Law is an important aspect of any society and plays a role in maintaining social order, protecting people’s rights and providing justice. It also provides a source of scholarly inquiry into legal history, philosophy, economic analysis and sociology.
The law defines the behaviour of citizens, governments and businesses. It also sets out the rules for settling disputes. This makes it a very important part of our everyday lives and is something that most people take for granted. The legal system is designed to ensure that everyone is treated fairly and equally. This is especially important in cases involving crimes, where a guilty party may be imprisoned or fined.
In the broader sense, law covers all aspects of human activity, from the most trivial to the most serious, and is a major source of scholarly inquiry in many fields of study, including history, philosophy, political science, ethics and economics. Law also raises complex issues of equality and fairness, which are the focus of a great deal of social commentary and debate.
Laws are often written in the language of the governed, and they are subject to interpretation by judges. As such, they are highly influential in shaping the way people think about what is right and wrong, and their values, beliefs and priorities.
The most fundamental purpose of law is to provide a structure that reduces the asymmetry of power in a political community. Laws limit the arbitrary exercise of power by making it more predictable, impersonal and less susceptible to personal bias, whim or passion. The rule of law thus mitigates the asymmetry between ruler and ruled that is inherent in all political communities.
However, not all laws are created equal. Different systems of law are adapted to different social circumstances. The nature of the governing entity is also an important factor. An authoritarian government, for example, may keep the peace and maintain the status quo, but it may also oppress minorities or political opponents (e.g., Burma or Zimbabwe). In contrast, a democracy might make change difficult but is more likely to serve the interests of all its citizens.
Moreover, law is a constantly evolving process. The philosophies of the past, such as the Code of Hammurabi or the principles of the English common law, have been superseded by new systems of law. Legal theories such as Max Weber’s have reshaped thinking about the extension of state power to regulate private life in ways that earlier writers such as Locke and Montesquieu might not have foreseen.
In the modern world, a law degree offers many opportunities for a career, whether you want to become a lawyer, paralegal or judge. It is important to choose a field that you are interested in and have some passion for, as studying law will require a lot of dedication and hard work.
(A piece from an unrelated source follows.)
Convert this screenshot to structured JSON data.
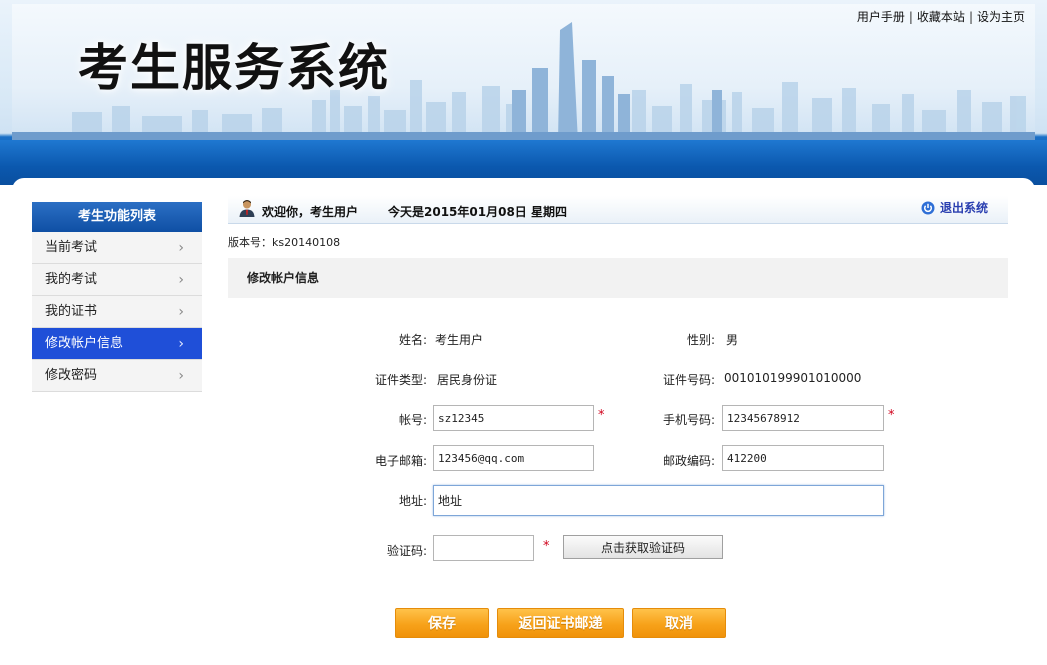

Large law firms can offer fantastic training and mentoring programs, so there is a good chance that you will be able to find a role that is right for you.